Go to contents

Lingering problem of nurses being bullied

Posted January. 14, 2019 07:38,   

Updated January. 14, 2019 07:38


In March last year, the South Korean government announced an ambitious plan to improve nurses’ working conditions. The Health and Welfare Ministry said it would revoke licenses from perpetrators, be it a doctor or nurse, who molests rookie nurses. The government also decided to operate "nurse human rights center" for reporting and giving counseling on "taeum" (bullying) practice.

About one year has passed, but critics say little has improved at nurses’ workplaces. Gathering news based on complaints made by nurses, The Dong-A Ilbo learned that few of the government’s measures have been implemented. Unlike the government’s announcement, perpetrators or bullies do not have their licenses actually revoked at present. Eleven months have passed since the measures were announced, but a revision of the Healthcare Act, which includes related provisions, has not been approved by the parliamentary Health and Welfare Committee yet.

Nurse human rights center is not functional at all. When the ministry announced that it would open and operate the center at the Korean Nurses Association in March last year, the association already had a counseling center in place. It means the center has only been renamed.
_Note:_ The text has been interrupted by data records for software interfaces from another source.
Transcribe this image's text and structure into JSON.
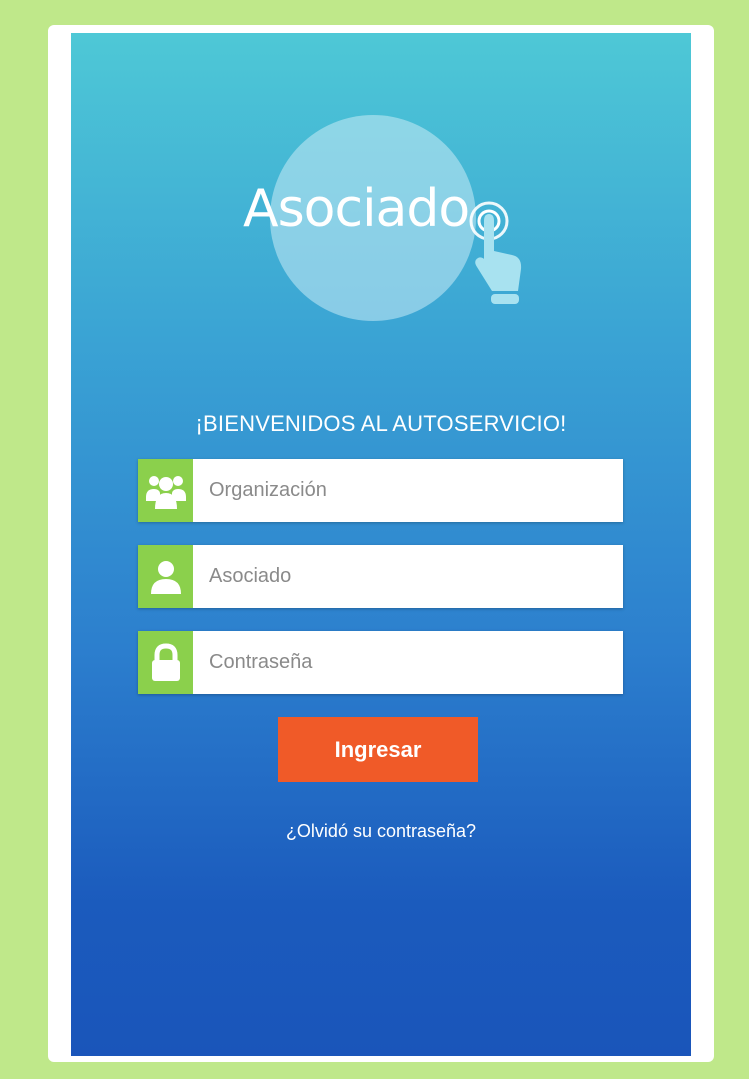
{
  "logo": {
    "text": "Asociado"
  },
  "welcome": "¡BIENVENIDOS AL AUTOSERVICIO!",
  "form": {
    "organization": {
      "placeholder": "Organización",
      "value": "",
      "icon": "group-icon"
    },
    "associate": {
      "placeholder": "Asociado",
      "value": "",
      "icon": "user-icon"
    },
    "password": {
      "placeholder": "Contraseña",
      "value": "",
      "icon": "lock-icon"
    },
    "submit_label": "Ingresar",
    "forgot_label": "¿Olvidó su contraseña?"
  },
  "colors": {
    "background": "#bfe88a",
    "gradient_top": "#4ec8d6",
    "gradient_bottom": "#1a55ba",
    "icon_box": "#8bd04c",
    "button": "#f05a28"
  }
}
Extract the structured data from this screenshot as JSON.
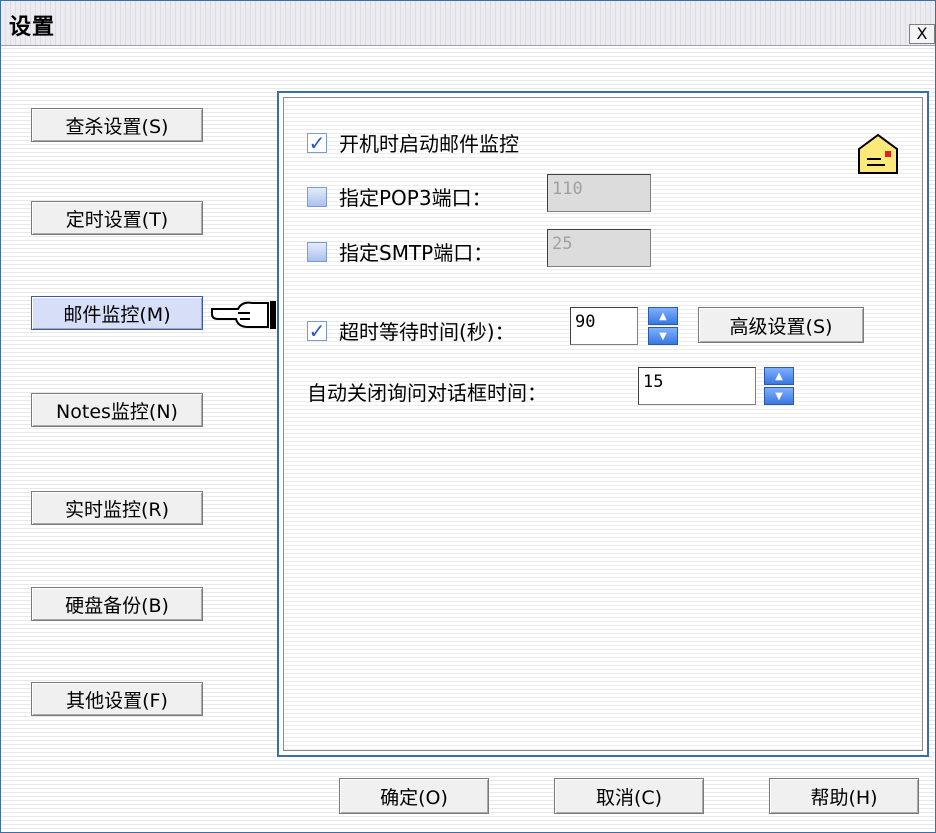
{
  "window": {
    "title": "设置",
    "close_glyph": "X"
  },
  "sidebar": {
    "items": [
      {
        "label": "查杀设置(S)"
      },
      {
        "label": "定时设置(T)"
      },
      {
        "label": "邮件监控(M)"
      },
      {
        "label": "Notes监控(N)"
      },
      {
        "label": "实时监控(R)"
      },
      {
        "label": "硬盘备份(B)"
      },
      {
        "label": "其他设置(F)"
      }
    ],
    "active_index": 2
  },
  "panel": {
    "startup_monitor": {
      "label": "开机时启动邮件监控",
      "checked": true
    },
    "pop3": {
      "label": "指定POP3端口：",
      "checked": false,
      "value": "110"
    },
    "smtp": {
      "label": "指定SMTP端口：",
      "checked": false,
      "value": "25"
    },
    "timeout": {
      "label": "超时等待时间(秒)：",
      "checked": true,
      "value": "90"
    },
    "advanced_button": "高级设置(S)",
    "autoclose": {
      "label": "自动关闭询问对话框时间：",
      "value": "15"
    }
  },
  "footer": {
    "ok": "确定(O)",
    "cancel": "取消(C)",
    "help": "帮助(H)"
  },
  "colors": {
    "accent": "#3a6ea5",
    "check": "#2456d6"
  }
}
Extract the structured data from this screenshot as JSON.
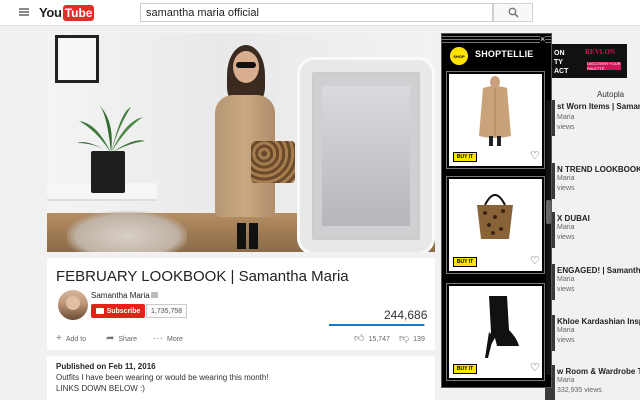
{
  "masthead": {
    "logo_you": "You",
    "logo_tube": "Tube",
    "search_value": "samantha maria official"
  },
  "video": {
    "title": "FEBRUARY LOOKBOOK | Samantha Maria",
    "channel": "Samantha Maria",
    "subscribe_label": "Subscribe",
    "subscriber_count": "1,735,758",
    "views": "244,686",
    "like_ratio": 0.99,
    "add_to_label": "Add to",
    "share_label": "Share",
    "more_label": "More",
    "likes": "15,747",
    "dislikes": "139"
  },
  "description": {
    "published": "Published on Feb 11, 2016",
    "line1": "Outfits I have been wearing or would be wearing this month!",
    "line2": "LINKS DOWN BELOW :)"
  },
  "ad": {
    "text_line1": "ON",
    "text_line2": "TY",
    "text_line3": "ACT",
    "brand": "REVLON",
    "cta": "DISCOVER YOUR PALETTE"
  },
  "sidebar": {
    "autoplay_label": "Autopla",
    "items": [
      {
        "title": "st Worn Items | Samantha",
        "channel": "Maria",
        "views": "views"
      },
      {
        "title": "N TREND LOOKBOOK | S",
        "channel": "Maria",
        "views": "views"
      },
      {
        "title": "X DUBAI",
        "channel": "Maria",
        "views": "views"
      },
      {
        "title": "ENGAGED! | Samantha M",
        "channel": "Maria",
        "views": "views"
      },
      {
        "title": "Khloe Kardashian Inspire",
        "channel": "Maria",
        "views": "views"
      },
      {
        "title": "w Room & Wardrobe Tou",
        "channel": "Maria",
        "views": "332,935 views"
      }
    ]
  },
  "shop": {
    "logo_text": "SHOP",
    "title": "SHOPTELLIE",
    "close": "×",
    "products": [
      {
        "name": "camel-coat",
        "buy_label": "BUY IT"
      },
      {
        "name": "leopard-tote",
        "buy_label": "BUY IT"
      },
      {
        "name": "black-ankle-boot",
        "buy_label": "BUY IT"
      }
    ]
  },
  "colors": {
    "brand_red": "#e62117",
    "shop_yellow": "#ffe400",
    "view_bar_blue": "#167ac6"
  }
}
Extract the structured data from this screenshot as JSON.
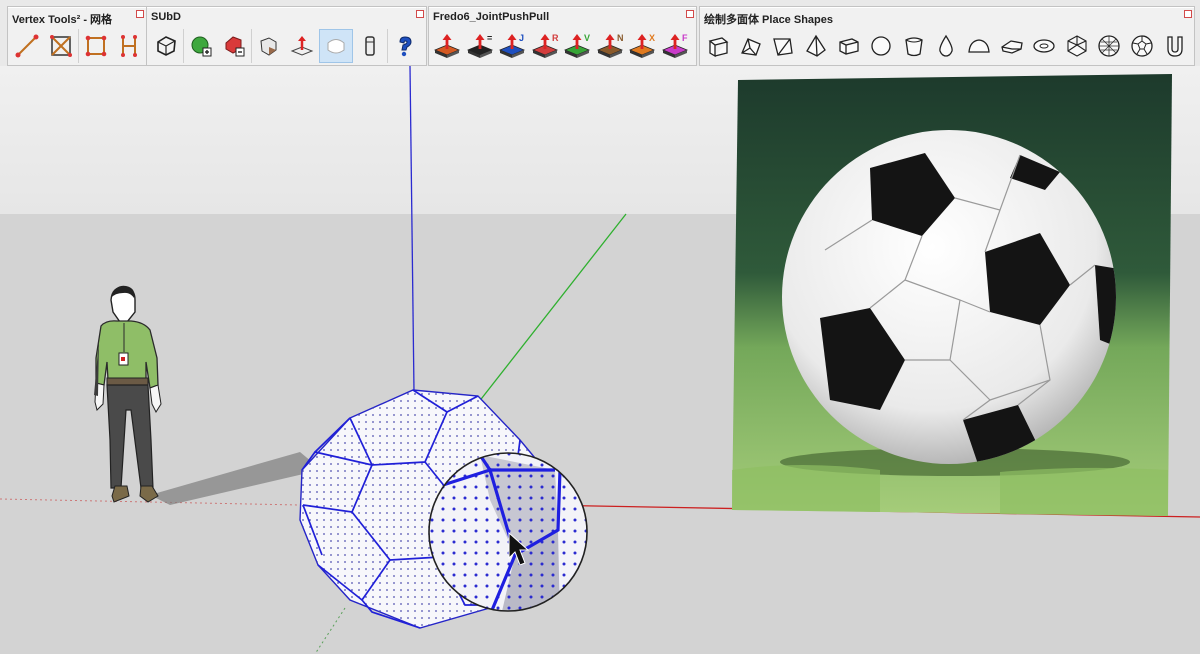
{
  "toolbars": {
    "vertex": {
      "title": "Vertex Tools² - 网格",
      "buttons": [
        "line-tool",
        "select-box",
        "square-frame",
        "vertex-grid"
      ]
    },
    "subd": {
      "title": "SUbD",
      "buttons": [
        "subdivide-cube",
        "add-green-sphere",
        "remove-red-sphere",
        "crease",
        "push-normal",
        "smooth-shade",
        "pillar",
        "help"
      ]
    },
    "fredo": {
      "title": "Fredo6_JointPushPull",
      "buttons": [
        {
          "name": "joint-push-pull",
          "letter": "",
          "color": "#d55a23"
        },
        {
          "name": "joint-push-pull-equal",
          "letter": "=",
          "color": "#222222"
        },
        {
          "name": "joint-push-pull-j",
          "letter": "J",
          "color": "#1e4fbf"
        },
        {
          "name": "joint-push-pull-r",
          "letter": "R",
          "color": "#d33d3d"
        },
        {
          "name": "joint-push-pull-v",
          "letter": "V",
          "color": "#37a537"
        },
        {
          "name": "joint-push-pull-n",
          "letter": "N",
          "color": "#8a5a2b"
        },
        {
          "name": "joint-push-pull-x",
          "letter": "X",
          "color": "#e07a1f"
        },
        {
          "name": "joint-push-pull-f",
          "letter": "F",
          "color": "#c93bc9"
        }
      ]
    },
    "shapes": {
      "title": "绘制多面体 Place Shapes",
      "buttons": [
        "box-shape",
        "wedge-shape",
        "prism-shape",
        "pyramid-shape",
        "slab-shape",
        "circle-shape",
        "cylinder-shape",
        "drop-shape",
        "dome-shape",
        "lens-shape",
        "torus-shape",
        "geodesic-shape",
        "sphere-shape",
        "soccer-shape",
        "u-shape"
      ]
    }
  },
  "colors": {
    "axis_blue": "#2a2ad0",
    "axis_green": "#2fb02f",
    "axis_red": "#cc2020",
    "edge_blue": "#1f1fe0"
  }
}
Since then, the government has not provided any notable assistance to the center. “Both senior nurses and junior nurses are the association’s members,” an official of the association said. “Since it is difficult to ensure objectivity, let alone conducting proper investigation of the situation, we requested the government to establish an independent center, but the government has not accepted.”

Critics also say that a trainer nurse system, which is meant to ease nurses’ workload to prevent bullying, has had little impact as well. Trainer nurses will be deployed at national and public hospitals on a trial basis beginning this year. Since about 94 percent of hospitals nationwide are private, the measure has little impact. More than anything, each nurse has to take care of more than four patients in Korea, which is more than double the comparable number in advanced countries such the U.S. and Japan. As lack of nursing staff leads to poor working conditions, which in turn spawns the culture of bullying, working conditions should be improved before anything, nurses say.

In the wake of suicide by a 20-something nurse about one year after a similar incident, it may not be proper to hold the practice of bullying and substandard working conditions at hospitals solely responsible for the tragedy. Whenever such an incident happens, authorities make a fuss out of it and announce a flurry of measures, but they become oblivious over time, which is a deep-rooted problem in our society. This may be the real reason behind young nurses taking their own lives. Korea should correct such an ill before it gets too late and loses more lives.